I liked this just as much, and maybe a little more than the first book. I liked finding out how Leslie was doing during her recovery. The humor is great and refreshing. The story was good.
Well, I'm getting better at understanding English, as opposed to American. But...there are a number of "pop" references that I had to think about or check on. Maybe I'm getting too old, but it was worth it.
The narrator's ability to use different voices remains a virtual wonder, particularly as more characters are introduced into the arc of the story.
After reading this, 2nd in the series, I can't emphasize enough the advise that you read the series, beginning with the first book.
I really enjoyed Midnight Riot. The characters continue in Moon Over Soho but they're not quite as interesting. This happens all the time in all kinds of entertainment. The sequel never to equal the original. This may happens more often with complicated characters and that's what we have in the "Peter Grant" stories. Peter is still a non-conformist. He is still struggling with his place in society. But he has figured out a bunch of stuff too. Though I am no prude, I did find the sexual scenes a little too much. I think it is great premise and the narrator is excellent but it is hard to follow up such a good premiere book, movie, television show, album, you name it.
It may take a few minutes of listening to get into the premise of a wizard policeman but it is well worth the effort. And Kobna Holbrook-Smith's voice makes it a pleasure to listen to from the very beginning with his gorgeous narration. He handles accents, dashes of humor and a strong main character effortlessly. In this second book of the series (and I do recommend you check out the book #1 as it is very good) something magical is killing the jazz musicians of London. As the mystery untangles, a menacing villain comes out from the shadow. The subplot of Larry the Lark is a nasty bit of work and makes the Faceless Man truly evil. This is counterbalanced by the humor used by the main characters and descriptions of police procedure that sound plausible to me. Descriptions of London and Londoners make for a fun atmosphere. I highly recommend this series if you are looking for something a little different from mainstream police stories or want some humor in your urban fantasy.
This is a great series, well written with evolving interesting characters. Each book is a clever mix of police procedural, magic, music, and science. This blend of disparate parts could have been overworked but Aronovich strikes a balance between them that and makes for a great tale. The narration is wonderful, managing to take you to the time and place. It's a great pace that makes for a great listen. The narration adds to, but does not overshadow the story.
This sequel starts a bit slow. OK. It drags like a boat anchor around your neck in a stormy sea. Having said that, stick with it because the author eventually hits his stride and the book sings. I should note that the narrator trying to do Leslie's voice might have done an accurate job in the literal sense, however, conversations with her in them are painful to listen to because of the mumbling. Thankfully such conversations were mercifully rare.

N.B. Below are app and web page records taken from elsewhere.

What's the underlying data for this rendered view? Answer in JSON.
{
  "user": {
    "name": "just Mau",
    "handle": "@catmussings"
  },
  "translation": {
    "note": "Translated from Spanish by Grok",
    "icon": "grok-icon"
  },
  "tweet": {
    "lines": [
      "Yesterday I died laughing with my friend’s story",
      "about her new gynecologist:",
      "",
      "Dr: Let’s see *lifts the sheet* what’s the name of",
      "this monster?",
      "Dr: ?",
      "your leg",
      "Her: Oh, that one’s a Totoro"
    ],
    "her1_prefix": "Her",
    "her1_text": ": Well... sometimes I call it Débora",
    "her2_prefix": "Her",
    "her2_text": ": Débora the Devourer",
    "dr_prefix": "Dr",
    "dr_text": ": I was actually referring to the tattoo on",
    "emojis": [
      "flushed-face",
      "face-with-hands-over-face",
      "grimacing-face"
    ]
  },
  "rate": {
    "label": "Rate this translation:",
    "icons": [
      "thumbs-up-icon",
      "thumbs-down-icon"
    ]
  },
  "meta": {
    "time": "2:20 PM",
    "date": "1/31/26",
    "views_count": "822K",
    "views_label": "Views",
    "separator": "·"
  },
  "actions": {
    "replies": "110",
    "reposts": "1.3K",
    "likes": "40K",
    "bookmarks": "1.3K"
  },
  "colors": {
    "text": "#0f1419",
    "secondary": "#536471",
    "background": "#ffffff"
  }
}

Moon Over Soho is a worthy follow-up to Rivers of London (a.k.a. Midnight Riot). Young cop / apprentice wizard Peter Grant has two different mysteries on his hands: someone killing men by a particularly gruesome means, and someone else killing jazz musicians and making it look like natural causes -- but leaving enough magical trace evidence behind that even Dr. Walid can pick up on it. He's largely on his own through much of this adventure, as both his mentor and his friend Lesley are recovering from injuries received in the previous outing.
Kobna Holdbrook-Smith proves again that he's the perfect voice for Peter.
This book is definitely worth a credit and a listen.
I've found this series a surprising gem in a sea of mediocre fantasy novels. It's a wonderful mix of modern and mystical.
more info about Peter background (mostly his dad). Bit and pieces of Nightingale past. lots of sex and killing. narrator need too lay off the mumbling Liz